Remember when Larry Johnson recorded 416 carries in a single season back in 2006 with the Kansas City Chiefs? Man, do those days seem like forever ago. Now, in the much more finesse age of NFL football, running back carry loads are much less. You’ll still see some backs eclipse the 300-carry mark every now and then, but true “bell cow” backs don’t really exist anymore.
Some of that has to do with how the college game has first adapted to a committee — or specialization — look to their rushing attack, and what we’re seeing in the NFL is years and years of drafts infiltrating the league with that flavor of play style. Due to the fact that it’s hard to find a running back that can truly be a Pro Bowl level player at every facet of the position, teams have realized it’s much easier to find a handful of guys who do a certain element of playing running back well and instead design packages for them to be at their best. This makes it easier to rebuild a run game since you don’t have to sit around and wait for a one-in-a-blue-moon back, if you don’t have one.
But, just because the game is molded more towards running back rooms by committee doesn’t mean bell cow backs are extinct. In this class, Iowa State’s David Montgomery is proving that there are still a few of them out there in the wild.
At 5-foot-11, 215 pounds, you’d figure that Montgomery would be a guy who knows how to run between the tackles and take some contact. He does, but that doesn’t mean he can’t get outside the tackles, too.
Montgomery is a tackle breaker in the sense that, when he’s moving laterally, he’s hard to bring down — arm tackles don’t work. Square up or get thrown. There aren’t nearly as many plays of him straight running guys over as much as there are plays like the one shown above where Montgomery runs through contact but with a change of direction. This preference is honestly more healthy for what you would call a “physical” back, and a style that allows him to rack up as many carries as he does.
Last season Montgomery carried the ball 258 times, which was 15th most in the country, and second in the Big 12 behind only Oklahoma State’s Justice Hill. This season, with 111 carries, Montgomery is 21st on that list, but he’s played two less games than most backs. If you take his attempts per game average, he’s third in the nation. Montgomery only has one game this season where he didn’t record at least 20 carries, and in it he recorded 17.

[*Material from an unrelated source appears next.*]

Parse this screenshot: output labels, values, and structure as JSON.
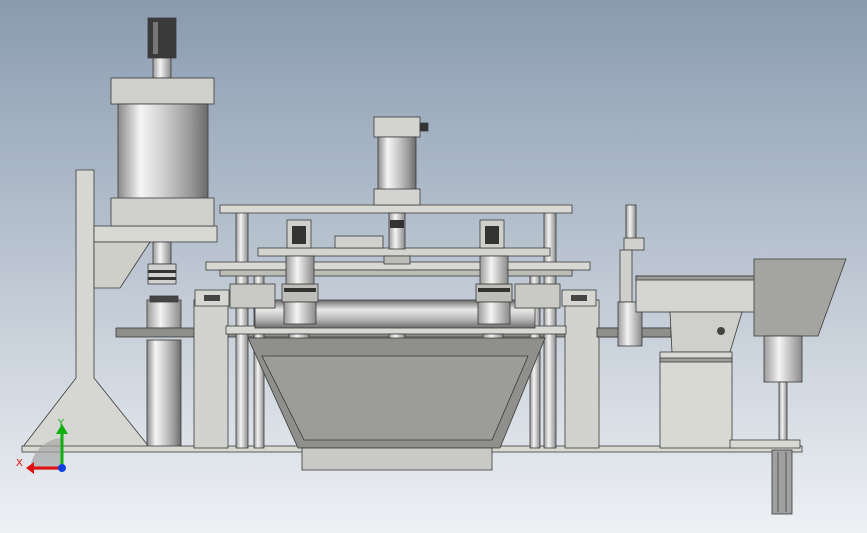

Montgomery had a career high in yards on the ground with 189 against West Virginia last weekend, and that came off 29 carries. The reason why Montgomery can rack up that many carries is because how smart he is with his physicality. He’s breaking tackles, yes, but he’s doing it in ways that allow him to live another day, if you will. In order to be a bell cow back, you have to be more than just physical and durable enough to take a beating. You still have to be smart with it, too.
There is more than one way to make defenders miss. Sometimes it’s with the ability to break off of contact, but other times it’s by avoiding contact altogether with some slick moves.
Montgomery is more powerful and balanced than he is quick and agile, but I would say that he is definitely shifty in what he does. When he gets in open space, he can make guys miss more than I thought he could going into the season.
The last element that I wanted to touch on when it comes to being a bell cow back is that you have to be dependable. When the game is on the line, when it’s third or fourth and short and you need to pick up the yards, every back that I would consider a “bell cow” picks those yards up more than they don’t. You have to be dependable mentally just as much as you are situationally.
The play above was early in the game against West Virginia, but it was a crucial moment. On 4th & 1, Iowa State decided to go for it right at WVU’s 40-yard line to set the tone of the game. Montgomery got the ball, and he did more than just set the tone. He picked up that yard and 35 more.
Then, later in the game, in the fourth quarter, on 4th & 6, Montgomery delivered again. To be a bell cow you have to want the ball in your hand with the game on the line and you have to be able to produce. Montgomery has and can do both — and don’t forget to notice that shimmy shake at the line of scrimmage to cause that linebacker to be grasping at air.
With Oklahoma’s Rodney Anderson out for the year with a torn ACL, the 2019 running back class is still open for its RB1. I wasn’t as big on Montgomery going into the season, as I thought he was too limited athletically, but even though he’s not the most athletic back in the class, he has bell cow traits physically and mentality that not many other running backs in this class can boast at his level.
That makes him an alluring choice for the NFL.